A landlord may enter the residential premises without consent or notice when they believe an emergency exists. If an emergency happens when a tenant is not home, landlords should phone the tenant, ring the doorbell and knock on the entrance to the premises before using pass keys.

What happens if landlord enters property without permission?

The big take-away is that in most circumstances a landlord cannot enter a property without agreement from the tenant. And If the landlord ignores the law and enters the property without permission, the tenant may be able to claim damages or gain an injunction to prevent the landlord doing it again.

Generally speaking, under the above conditions your landlord cannot come into your apartment unless it is an emergency or you give them permission to enter so no interior photos. As long as you are paid up and there are no other legal issues, that property is yours.

How much notice does a landlord have to give to show a house?

In California, a landlord must give at least 24 hours notice before showing a leased-out dwelling to others. Additionally, landlords wishing to show their rental properties can’t use their entry rights to harass their present tenants.

Can a landlord inspect your bedroom?

Note to tenants: they can’t! You have what’s known in the law as “the right to quiet enjoyment.” That means your landlord can come over only for specific reasons and can’t come over excessively. … Landlords often inspect once a year, but some inspect a rental property twice a year or quarterly.

What a landlord Cannot do?

A landlord cannot evict a tenant without an adequately obtained eviction notice and sufficient time. A landlord cannot retaliate against a tenant for a complaint. A landlord cannot forego completing necessary repairs or force a tenant to do their own repairs. … A landlord cannot ask invasive or unnecessary questions.

Are landlords allowed to look in closets?

Closets are one of the places where mold and mildew can get started and it is a place where if there is a roof leak, the tenant never notices it until the wall and floor are completely rotted through.

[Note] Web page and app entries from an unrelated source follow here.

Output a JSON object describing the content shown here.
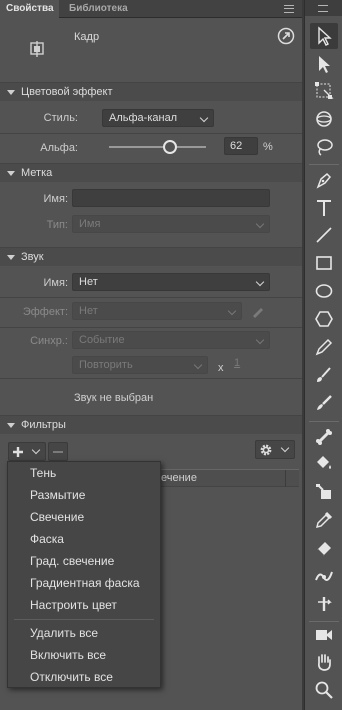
{
  "tabs": [
    {
      "label": "Свойства",
      "active": true
    },
    {
      "label": "Библиотека",
      "active": false
    }
  ],
  "header": {
    "label": "Кадр"
  },
  "color_effect": {
    "title": "Цветовой эффект",
    "style_label": "Стиль:",
    "style_value": "Альфа-канал",
    "alpha_label": "Альфа:",
    "alpha_value": "62",
    "alpha_unit": "%",
    "alpha_fraction": 0.62
  },
  "label_section": {
    "title": "Метка",
    "name_label": "Имя:",
    "name_value": "",
    "type_label": "Тип:",
    "type_value": "Имя"
  },
  "sound": {
    "title": "Звук",
    "name_label": "Имя:",
    "name_value": "Нет",
    "effect_label": "Эффект:",
    "effect_value": "Нет",
    "sync_label": "Синхр.:",
    "sync_value": "Событие",
    "repeat_value": "Повторить",
    "repeat_x": "x",
    "repeat_count": "1",
    "status": "Звук не выбран"
  },
  "filters": {
    "title": "Фильтры",
    "column_fragment": "ечение",
    "menu": {
      "filter_items": [
        "Тень",
        "Размытие",
        "Свечение",
        "Фаска",
        "Град. свечение",
        "Градиентная фаска",
        "Настроить цвет"
      ],
      "action_items": [
        "Удалить все",
        "Включить все",
        "Отключить все"
      ]
    }
  },
  "tools": [
    "selection-tool",
    "subselection-tool",
    "free-transform-tool",
    "3d-rotation-tool",
    "lasso-tool",
    "pen-tool",
    "text-tool",
    "line-tool",
    "rectangle-tool",
    "oval-tool",
    "polystar-tool",
    "pencil-tool",
    "paint-brush-tool",
    "brush-tool",
    "bone-tool",
    "paint-bucket-tool",
    "ink-bottle-tool",
    "eyedropper-tool",
    "eraser-tool",
    "width-tool",
    "asset-warp-tool",
    "camera-tool",
    "hand-tool",
    "zoom-tool"
  ]
}
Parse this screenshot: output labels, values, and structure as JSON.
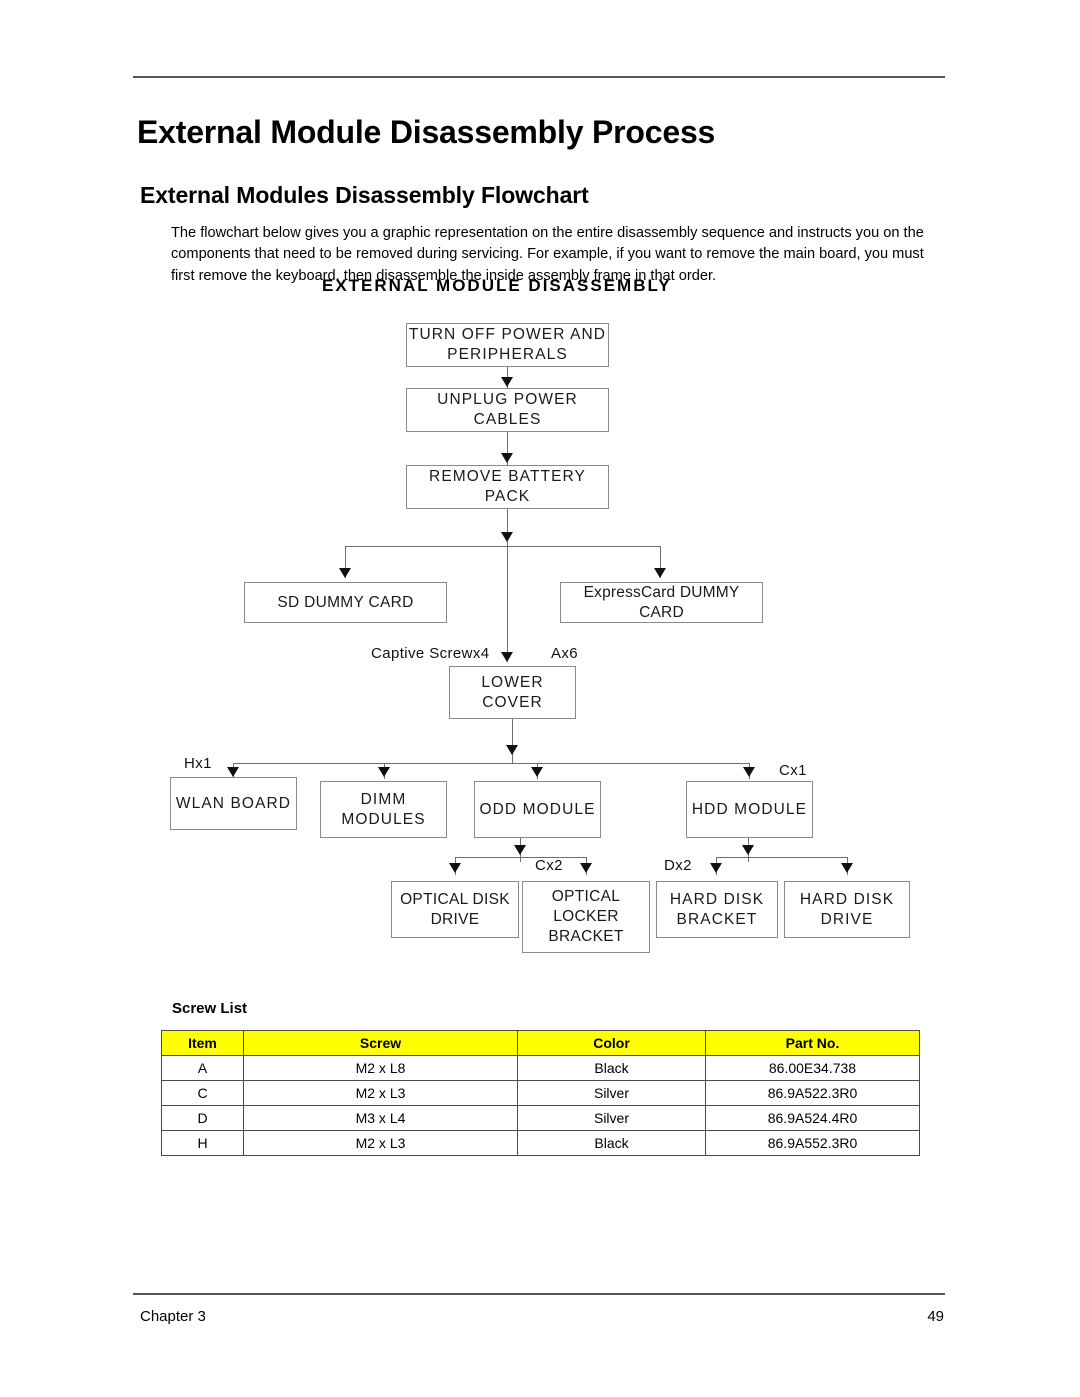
{
  "page": {
    "title": "External Module Disassembly Process",
    "section_title": "External Modules Disassembly Flowchart",
    "intro": "The flowchart below gives you a graphic representation on the entire disassembly sequence and instructs you on the components that need to be removed during servicing. For example, if you want to remove the main board, you must first remove the keyboard, then disassemble the inside assembly frame in that order.",
    "footer_chapter": "Chapter 3",
    "footer_page": "49"
  },
  "flowchart": {
    "title": "EXTERNAL MODULE DISASSEMBLY",
    "nodes": {
      "turn_off_power": "TURN OFF POWER AND PERIPHERALS",
      "unplug_power": "UNPLUG POWER CABLES",
      "remove_battery": "REMOVE BATTERY PACK",
      "sd_dummy_card": "SD DUMMY CARD",
      "expresscard_dummy": "ExpressCard DUMMY CARD",
      "lower_cover": "LOWER COVER",
      "wlan_board": "WLAN BOARD",
      "dimm_modules": "DIMM MODULES",
      "odd_module": "ODD MODULE",
      "hdd_module": "HDD MODULE",
      "optical_disk_drive": "OPTICAL DISK DRIVE",
      "optical_locker_bracket": "OPTICAL LOCKER BRACKET",
      "hard_disk_bracket": "HARD DISK BRACKET",
      "hard_disk_drive": "HARD DISK DRIVE"
    },
    "labels": {
      "captive_screw": "Captive Screwx4",
      "a_x6": "Ax6",
      "h_x1": "Hx1",
      "c_x1": "Cx1",
      "c_x2": "Cx2",
      "d_x2": "Dx2"
    }
  },
  "screw_list": {
    "heading": "Screw List",
    "header_bg": "#FFFF00",
    "columns": [
      "Item",
      "Screw",
      "Color",
      "Part No."
    ],
    "rows": [
      [
        "A",
        "M2 x L8",
        "Black",
        "86.00E34.738"
      ],
      [
        "C",
        "M2 x L3",
        "Silver",
        "86.9A522.3R0"
      ],
      [
        "D",
        "M3 x L4",
        "Silver",
        "86.9A524.4R0"
      ],
      [
        "H",
        "M2 x L3",
        "Black",
        "86.9A552.3R0"
      ]
    ]
  }
}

So, yes, the landlord has a legitimate reason to look inside the closet.

Can you sue a landlord for emotional distress?

If a landlord causes you severe emotional distress that does not result in physical harm, you can recover for this purely emotional injury if your landlord’s actions were reckless or intentional.

Can you refuse house viewings?

Can the tenant refuse the landlord access for viewings? … If the tenant doesn’t want to allow access, whether it be for viewings, inspections or general maintenance, that’s their given right. The tenant has the right to possession and to the lawful use and enjoyment of the premises.

Can a landlord go in your room without permission?

Can my landlord come into the house/apartment without my permission? It depends. The answer is generally no; your landlord needs to give you proper notice (usually at least 24 hours in advance) before entering your rental. However, in emergencies (e.g., busted pipes) your landlord can enter without your permission.

Can you sue your landlord for enters without permission?

You can sue the landlord and whoever else comes in with their permission. … There is no definitive ruling in California law, whether tenants can charge their landlord with criminal, as opposed to civil, trespass. Maybe your case will make the law books.

Can a landlord look in cupboards?

Can a landlord can a landlord look in your personal space such as closet cabinet refrigerators, while doing inspections? Yes, if those things are included in your lease. … They can check inside closets and cabinets for signs of pests, mold, water damage, etc.

What are your rights as tenants?

As a tenant, you have the right to live in a safe, secure and quiet environment that is managed in accordance with the law. You also have a responsibility to take good care of the property, pay the rent on time, and adhere to the terms of your tenancy agreement.